This has become my very favorite foot for free-motion quilting. It is a circle with a bite out of the side. See how good my view is as I look down through the foot. I can do very detailed and precise quilting and see just exactly where the needle is going. I love this foot!

I have basted, prepared my work surface with silicone, chosen the darning foot........all I need now are my favorite tunes on the stereo and 12 hours to get this baby quilted!

CLICK HERE to view My Quilts


To see more New Work CLICK HERE

To see more Thread Shed CLICK HERE

To see more Free Motion Work CLICK HERE


Everything is Better when it is Quilted,
LuAnn

10 comments:

taylorsoutback said...

Amen LuAnn - I spray basted my quilt Saturday in the basement with the door partially opened - the next best thing to outdoors. But I can see one thing I am fighting - you have so much more room to your left then I do...must make manipulating a large top a lot easier! Think I will move things around this morning...thanks for the great photos and I am jealous of your wonderful green surroundings!
Pat

Bethany said...

I do like spray basting, but I must not be shaking it hard enough. I end up pinning anyway so I gave up. Fusible batting would do the same thing and I'd have to keep pressing it with my iron. I'll have to try shaking the can for my next project and see how it works.

Lynn said...

I've been working on my free motion quilting. I love this foot - might need to get one for myself - thanks for the tip

Vicki said...

beautiful quilt. I haven't tried spray basting yet, I should give it a try.

LuAnn Kessi said...

Hi Vicki,
Don't hesitate......run out and get a can of basting spray......and shake, shake, shake it well.
Start with a small size quilt until you get the hang of it. Good Luck!
LuAnn in Oregon

Linda said...

What a beautiful quilt! Loved visiting.
Linda

http://twosucculentsisters.blogspot.com/

Cindy's Stitching said...

that is just stunning. love the colors

Julie said...

I have never heard of basting in a can. I am wondering if you can roll the large quilts up (you know, for maneuverability)? Will it still hold the layers together?

I have not machine quilted yet, but I have one small and two mediums tops waiting for my courage to show up!
Julie in WA
prjule@gmail.com

LuAnn Kessi said...

Hi Julie,
I don't recommend rolling the quilts up, the roll is too heavy and stiff and difficult to move around. I fluff and stuff or bunch and cruch the quilt under the throat area. Never put more than half the quilt under the throat space. I do recommend to beginner machine quilters to start out with tiny projects like placemats and tablerunners to perfect their free-motion quilting skills, then move up to baby quilts, lap quilts, etc.
LuAnn

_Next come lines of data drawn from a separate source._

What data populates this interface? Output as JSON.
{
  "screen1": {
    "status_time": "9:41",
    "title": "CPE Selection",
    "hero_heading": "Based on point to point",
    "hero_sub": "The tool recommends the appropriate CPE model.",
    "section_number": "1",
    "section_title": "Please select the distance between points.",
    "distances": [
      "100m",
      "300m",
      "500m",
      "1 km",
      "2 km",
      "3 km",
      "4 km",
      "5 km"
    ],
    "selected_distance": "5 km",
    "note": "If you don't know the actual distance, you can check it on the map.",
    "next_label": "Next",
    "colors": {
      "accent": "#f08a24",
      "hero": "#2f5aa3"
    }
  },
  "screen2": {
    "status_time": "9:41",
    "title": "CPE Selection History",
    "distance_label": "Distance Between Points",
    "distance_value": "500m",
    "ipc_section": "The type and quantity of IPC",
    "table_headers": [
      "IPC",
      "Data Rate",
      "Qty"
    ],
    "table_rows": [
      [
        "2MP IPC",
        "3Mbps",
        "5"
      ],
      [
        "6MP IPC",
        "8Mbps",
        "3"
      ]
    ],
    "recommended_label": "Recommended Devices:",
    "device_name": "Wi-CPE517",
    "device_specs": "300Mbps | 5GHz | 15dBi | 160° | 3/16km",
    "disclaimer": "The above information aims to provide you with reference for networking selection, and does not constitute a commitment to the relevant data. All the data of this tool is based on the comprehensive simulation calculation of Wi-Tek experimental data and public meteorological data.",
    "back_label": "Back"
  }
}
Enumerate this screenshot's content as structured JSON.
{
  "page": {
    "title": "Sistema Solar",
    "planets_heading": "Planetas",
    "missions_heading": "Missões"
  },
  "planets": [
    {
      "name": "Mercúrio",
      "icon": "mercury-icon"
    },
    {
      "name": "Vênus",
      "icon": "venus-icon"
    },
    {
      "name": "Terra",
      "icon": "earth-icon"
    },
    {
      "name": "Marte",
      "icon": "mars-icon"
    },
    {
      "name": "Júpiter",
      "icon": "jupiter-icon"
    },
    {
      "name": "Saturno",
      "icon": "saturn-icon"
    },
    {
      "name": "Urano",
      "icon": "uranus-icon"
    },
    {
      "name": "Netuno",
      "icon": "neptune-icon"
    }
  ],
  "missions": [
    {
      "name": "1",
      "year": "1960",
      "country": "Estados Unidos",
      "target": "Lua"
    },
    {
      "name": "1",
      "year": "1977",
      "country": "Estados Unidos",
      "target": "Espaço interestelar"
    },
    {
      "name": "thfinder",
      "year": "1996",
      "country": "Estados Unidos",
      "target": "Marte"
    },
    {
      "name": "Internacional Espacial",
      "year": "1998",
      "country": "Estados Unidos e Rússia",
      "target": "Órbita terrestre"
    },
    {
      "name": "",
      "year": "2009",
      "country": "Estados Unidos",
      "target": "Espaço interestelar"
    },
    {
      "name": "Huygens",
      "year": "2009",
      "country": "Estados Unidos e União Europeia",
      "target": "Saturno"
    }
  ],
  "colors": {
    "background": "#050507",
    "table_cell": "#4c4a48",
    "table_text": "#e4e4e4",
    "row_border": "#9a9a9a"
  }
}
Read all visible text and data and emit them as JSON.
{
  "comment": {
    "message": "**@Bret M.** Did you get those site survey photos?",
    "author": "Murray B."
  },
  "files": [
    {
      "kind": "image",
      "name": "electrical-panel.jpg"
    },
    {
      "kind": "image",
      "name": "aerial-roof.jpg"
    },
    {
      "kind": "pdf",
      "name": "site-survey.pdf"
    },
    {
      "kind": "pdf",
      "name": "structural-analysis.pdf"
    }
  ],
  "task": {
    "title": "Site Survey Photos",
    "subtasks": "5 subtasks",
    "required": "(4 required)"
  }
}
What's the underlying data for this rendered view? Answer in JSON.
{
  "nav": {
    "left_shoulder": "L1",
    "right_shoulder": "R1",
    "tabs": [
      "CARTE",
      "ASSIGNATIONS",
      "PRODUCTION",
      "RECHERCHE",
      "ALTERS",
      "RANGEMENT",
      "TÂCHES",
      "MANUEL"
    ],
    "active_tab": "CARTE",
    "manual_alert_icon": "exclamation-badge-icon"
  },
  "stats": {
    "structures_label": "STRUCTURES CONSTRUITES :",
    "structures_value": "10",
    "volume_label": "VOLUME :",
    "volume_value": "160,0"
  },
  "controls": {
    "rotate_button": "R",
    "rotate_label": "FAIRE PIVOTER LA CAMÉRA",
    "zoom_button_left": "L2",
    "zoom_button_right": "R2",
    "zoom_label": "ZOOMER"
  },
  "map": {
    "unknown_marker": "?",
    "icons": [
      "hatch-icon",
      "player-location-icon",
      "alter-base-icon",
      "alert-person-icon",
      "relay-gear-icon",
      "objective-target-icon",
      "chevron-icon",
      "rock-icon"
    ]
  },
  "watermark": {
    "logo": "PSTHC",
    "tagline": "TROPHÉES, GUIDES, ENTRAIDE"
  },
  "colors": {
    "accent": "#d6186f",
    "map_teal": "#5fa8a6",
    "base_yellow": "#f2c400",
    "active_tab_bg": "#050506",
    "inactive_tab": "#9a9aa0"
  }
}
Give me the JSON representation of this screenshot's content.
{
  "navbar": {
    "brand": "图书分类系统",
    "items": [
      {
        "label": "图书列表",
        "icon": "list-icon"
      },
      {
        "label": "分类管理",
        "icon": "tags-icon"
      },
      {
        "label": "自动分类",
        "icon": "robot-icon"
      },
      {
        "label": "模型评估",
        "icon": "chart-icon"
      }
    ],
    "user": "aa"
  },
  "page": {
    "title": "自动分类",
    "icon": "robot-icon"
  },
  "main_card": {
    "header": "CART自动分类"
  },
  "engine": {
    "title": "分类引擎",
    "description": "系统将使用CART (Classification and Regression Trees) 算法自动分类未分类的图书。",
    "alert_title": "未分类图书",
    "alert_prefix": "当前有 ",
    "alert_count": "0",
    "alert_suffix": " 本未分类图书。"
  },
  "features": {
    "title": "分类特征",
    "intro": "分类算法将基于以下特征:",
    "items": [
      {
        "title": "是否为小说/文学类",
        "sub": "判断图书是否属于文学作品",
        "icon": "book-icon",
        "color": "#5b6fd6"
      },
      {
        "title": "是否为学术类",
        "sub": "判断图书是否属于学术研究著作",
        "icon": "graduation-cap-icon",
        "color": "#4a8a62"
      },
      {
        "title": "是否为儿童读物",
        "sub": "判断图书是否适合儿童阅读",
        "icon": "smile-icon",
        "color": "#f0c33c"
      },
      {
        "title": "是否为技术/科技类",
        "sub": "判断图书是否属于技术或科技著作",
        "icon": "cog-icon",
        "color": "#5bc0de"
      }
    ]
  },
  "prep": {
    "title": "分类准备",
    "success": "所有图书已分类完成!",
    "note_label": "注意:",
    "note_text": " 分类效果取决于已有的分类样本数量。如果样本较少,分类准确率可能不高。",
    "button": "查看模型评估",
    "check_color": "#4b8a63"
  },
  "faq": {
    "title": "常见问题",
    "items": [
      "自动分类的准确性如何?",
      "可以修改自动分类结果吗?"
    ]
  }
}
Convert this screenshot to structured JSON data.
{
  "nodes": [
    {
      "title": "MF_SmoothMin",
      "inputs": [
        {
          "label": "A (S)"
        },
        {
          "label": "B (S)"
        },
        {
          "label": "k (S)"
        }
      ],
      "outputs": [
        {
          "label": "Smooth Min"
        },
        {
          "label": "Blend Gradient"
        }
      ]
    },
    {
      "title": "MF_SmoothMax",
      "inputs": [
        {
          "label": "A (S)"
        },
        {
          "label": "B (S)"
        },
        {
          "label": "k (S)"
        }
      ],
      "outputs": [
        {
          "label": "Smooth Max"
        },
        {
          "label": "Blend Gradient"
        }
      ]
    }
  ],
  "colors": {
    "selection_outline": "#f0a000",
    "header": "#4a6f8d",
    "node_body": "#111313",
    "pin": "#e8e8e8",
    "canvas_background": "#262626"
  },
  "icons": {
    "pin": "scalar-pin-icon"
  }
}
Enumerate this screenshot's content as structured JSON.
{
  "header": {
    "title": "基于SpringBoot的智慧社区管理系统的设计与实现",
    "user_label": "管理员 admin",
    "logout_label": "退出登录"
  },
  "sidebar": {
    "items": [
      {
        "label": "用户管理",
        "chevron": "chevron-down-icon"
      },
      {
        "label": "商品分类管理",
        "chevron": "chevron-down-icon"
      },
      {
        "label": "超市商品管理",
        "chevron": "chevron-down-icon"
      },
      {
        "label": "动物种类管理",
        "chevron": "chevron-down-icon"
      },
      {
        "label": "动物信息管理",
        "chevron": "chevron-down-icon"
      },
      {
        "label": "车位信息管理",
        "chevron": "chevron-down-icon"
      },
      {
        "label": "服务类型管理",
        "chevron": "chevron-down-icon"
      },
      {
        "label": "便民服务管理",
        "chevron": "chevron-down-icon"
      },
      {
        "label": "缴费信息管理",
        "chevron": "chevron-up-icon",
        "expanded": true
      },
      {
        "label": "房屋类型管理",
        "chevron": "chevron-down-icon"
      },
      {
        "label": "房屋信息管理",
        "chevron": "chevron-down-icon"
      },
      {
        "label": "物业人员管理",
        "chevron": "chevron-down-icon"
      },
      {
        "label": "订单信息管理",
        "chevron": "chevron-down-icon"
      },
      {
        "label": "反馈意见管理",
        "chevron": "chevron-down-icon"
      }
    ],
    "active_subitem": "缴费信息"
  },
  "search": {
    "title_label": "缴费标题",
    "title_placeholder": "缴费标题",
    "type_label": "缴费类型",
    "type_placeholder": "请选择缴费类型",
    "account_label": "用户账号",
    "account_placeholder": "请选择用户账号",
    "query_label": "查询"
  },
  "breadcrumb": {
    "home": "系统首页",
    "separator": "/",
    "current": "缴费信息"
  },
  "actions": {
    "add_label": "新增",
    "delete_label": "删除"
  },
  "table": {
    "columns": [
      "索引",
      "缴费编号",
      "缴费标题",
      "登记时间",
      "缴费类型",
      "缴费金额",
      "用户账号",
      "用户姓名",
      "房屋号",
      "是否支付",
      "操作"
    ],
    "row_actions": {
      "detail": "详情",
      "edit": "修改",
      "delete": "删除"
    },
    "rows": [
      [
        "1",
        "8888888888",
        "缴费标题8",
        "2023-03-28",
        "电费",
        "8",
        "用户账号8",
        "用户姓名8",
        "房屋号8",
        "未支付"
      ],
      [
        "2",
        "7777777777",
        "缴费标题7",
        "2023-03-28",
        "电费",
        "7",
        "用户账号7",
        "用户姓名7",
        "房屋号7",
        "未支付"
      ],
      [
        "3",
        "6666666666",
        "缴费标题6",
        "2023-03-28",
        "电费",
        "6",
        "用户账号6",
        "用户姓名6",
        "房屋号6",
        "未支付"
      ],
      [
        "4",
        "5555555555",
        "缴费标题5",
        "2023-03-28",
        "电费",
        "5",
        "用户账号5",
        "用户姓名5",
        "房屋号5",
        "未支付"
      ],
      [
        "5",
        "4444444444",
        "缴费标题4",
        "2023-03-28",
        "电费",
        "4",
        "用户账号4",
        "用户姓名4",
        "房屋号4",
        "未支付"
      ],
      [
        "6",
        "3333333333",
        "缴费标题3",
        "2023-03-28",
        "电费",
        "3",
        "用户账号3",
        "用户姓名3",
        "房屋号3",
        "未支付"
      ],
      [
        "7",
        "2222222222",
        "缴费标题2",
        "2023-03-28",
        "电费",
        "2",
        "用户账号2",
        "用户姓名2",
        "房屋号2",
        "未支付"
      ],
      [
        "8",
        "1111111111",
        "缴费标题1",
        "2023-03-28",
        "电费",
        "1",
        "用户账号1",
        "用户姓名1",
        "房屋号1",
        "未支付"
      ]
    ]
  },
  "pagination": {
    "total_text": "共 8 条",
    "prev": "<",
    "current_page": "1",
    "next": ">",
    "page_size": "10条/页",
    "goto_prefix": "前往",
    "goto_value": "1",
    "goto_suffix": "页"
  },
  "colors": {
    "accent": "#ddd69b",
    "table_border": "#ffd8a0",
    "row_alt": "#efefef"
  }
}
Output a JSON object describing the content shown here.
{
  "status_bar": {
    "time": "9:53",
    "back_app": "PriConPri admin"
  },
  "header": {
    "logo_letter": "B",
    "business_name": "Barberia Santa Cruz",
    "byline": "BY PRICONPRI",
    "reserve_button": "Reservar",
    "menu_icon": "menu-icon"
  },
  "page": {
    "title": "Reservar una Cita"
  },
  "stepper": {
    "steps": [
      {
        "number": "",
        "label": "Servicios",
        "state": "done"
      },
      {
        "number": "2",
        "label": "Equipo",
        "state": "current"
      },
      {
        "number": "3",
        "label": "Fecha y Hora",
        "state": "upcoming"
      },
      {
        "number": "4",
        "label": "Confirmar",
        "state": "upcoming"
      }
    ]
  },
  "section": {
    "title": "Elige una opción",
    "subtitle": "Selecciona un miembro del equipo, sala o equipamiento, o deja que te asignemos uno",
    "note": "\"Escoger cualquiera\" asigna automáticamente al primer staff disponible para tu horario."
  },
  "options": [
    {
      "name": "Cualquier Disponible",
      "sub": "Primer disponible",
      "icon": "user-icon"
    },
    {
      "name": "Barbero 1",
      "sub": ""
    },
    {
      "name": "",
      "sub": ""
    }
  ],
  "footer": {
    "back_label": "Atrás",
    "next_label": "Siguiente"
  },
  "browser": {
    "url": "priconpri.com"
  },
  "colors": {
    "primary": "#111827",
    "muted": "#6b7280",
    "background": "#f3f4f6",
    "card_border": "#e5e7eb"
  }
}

Toni Whitney said...

Luann, your quilt's are beautiful! Would you ever consider trading for a painting?